The Nineties Afghan Civil War on Steroids: Even if the international community gave up on Afghanistan and withdrew, as it did from Somalia during the early nineties, it is inconceivable that the Taliban could triumph in the country completely and provide a regime (however perverse) of stability. About half of Afghanistan’s population is Pashtun, from which the Taliban draw their strength. Much of the country’s non-Pashtun population ardently opposes the Taliban. In the humiliating circumstances that would attend American failure, those in the West who now promote “counterterrorism,” “realist,” and “cost-effective” strategies in the region would probably endorse, in effect, a nineties redux—which would amount to a prescription for more Afghan civil war. A rump “legitimate” Afghan government dominated by ethnic Tajiks and Uzbeks would find arms and money from India, Iran, and perhaps Russia, Europe and the United States. This would likely produce a long-running civil war between northern, Tajik-dominated ethnic militias and the Pashtun-dominated Taliban. Tens of thousands of Afghans would likely perish in this conflict and from the pervasive poverty it would produce; many more Afghans would return as refugees to Pakistan, contributing to that country’s instability.
Momentum for a Taliban Revolution in Pakistan: If the Quetta Shura (Mullah Omar’s outfit, the former Islamic Emirate of Afghanistan, now in exile in Pakistan) regained power in Kandahar or Kabul, it would undoubtedly interpret its triumph as a ticket to further ambition in Pakistan. Al Qaeda’s leaders, if they survived American drone attacks, would encourage this narrative and support it as best they could. The Pakistani Taliban would likely be energized, armed and financed by the Afghan Taliban as they pursued their own revolutionary ambitions in Islamabad. In response, the international community would undoubtedly fall back in defense of the Pakistani constitutional state, such as it is. However, the West would find the Pakistan Army and its allies in Riyadh and perhaps even Beijing even more skeptical than they are now about the American-led agenda. In this scenario, as in the past, Pakistan’s generals would be tempted to negotiate an accommodation with the Taliban, Afghan and Pakistani alike, to the greatest possible extent, in defiance of Washington’s preferences. The net result might well be an increase in Islamist influence over the Pakistani nuclear arsenal, if not an outright loss of control.
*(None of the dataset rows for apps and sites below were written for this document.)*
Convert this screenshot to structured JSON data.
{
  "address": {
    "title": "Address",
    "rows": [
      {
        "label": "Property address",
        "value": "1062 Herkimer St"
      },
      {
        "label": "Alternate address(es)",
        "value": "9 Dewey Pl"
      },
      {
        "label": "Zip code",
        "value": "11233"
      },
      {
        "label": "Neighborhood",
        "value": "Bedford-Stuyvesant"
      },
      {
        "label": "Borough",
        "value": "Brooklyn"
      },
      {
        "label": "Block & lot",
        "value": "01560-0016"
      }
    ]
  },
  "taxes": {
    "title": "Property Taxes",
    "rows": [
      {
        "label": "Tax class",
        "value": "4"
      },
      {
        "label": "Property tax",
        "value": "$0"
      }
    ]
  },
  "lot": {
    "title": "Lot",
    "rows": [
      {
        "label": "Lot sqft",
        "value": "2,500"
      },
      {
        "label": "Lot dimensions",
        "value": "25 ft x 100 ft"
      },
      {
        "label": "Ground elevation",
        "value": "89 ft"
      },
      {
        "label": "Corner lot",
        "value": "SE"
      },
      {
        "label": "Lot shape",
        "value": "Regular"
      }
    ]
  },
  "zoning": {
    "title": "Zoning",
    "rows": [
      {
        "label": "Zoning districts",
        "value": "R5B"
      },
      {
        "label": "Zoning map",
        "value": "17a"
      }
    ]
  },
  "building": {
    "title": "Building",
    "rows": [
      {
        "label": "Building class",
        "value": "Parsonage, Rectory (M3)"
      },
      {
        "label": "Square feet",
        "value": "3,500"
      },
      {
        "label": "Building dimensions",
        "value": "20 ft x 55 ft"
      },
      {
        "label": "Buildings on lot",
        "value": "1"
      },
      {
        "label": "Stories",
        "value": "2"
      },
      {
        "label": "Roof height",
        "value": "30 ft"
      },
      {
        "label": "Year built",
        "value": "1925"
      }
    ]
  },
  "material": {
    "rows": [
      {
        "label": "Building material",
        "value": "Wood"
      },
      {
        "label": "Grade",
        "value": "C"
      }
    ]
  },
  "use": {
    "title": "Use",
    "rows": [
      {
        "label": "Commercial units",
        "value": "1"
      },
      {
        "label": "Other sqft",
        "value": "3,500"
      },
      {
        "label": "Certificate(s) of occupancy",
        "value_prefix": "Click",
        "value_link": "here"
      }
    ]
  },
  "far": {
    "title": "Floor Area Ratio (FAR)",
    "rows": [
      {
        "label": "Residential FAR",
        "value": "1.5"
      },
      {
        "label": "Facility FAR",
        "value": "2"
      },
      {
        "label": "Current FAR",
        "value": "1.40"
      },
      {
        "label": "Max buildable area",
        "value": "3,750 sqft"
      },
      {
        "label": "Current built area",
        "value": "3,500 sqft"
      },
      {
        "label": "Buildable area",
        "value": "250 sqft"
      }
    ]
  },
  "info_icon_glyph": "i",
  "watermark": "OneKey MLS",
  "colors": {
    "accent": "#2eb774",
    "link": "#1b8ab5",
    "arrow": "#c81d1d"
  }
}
Read more: What If We Fail in Afghanistan?: Think Tank : The New Yorker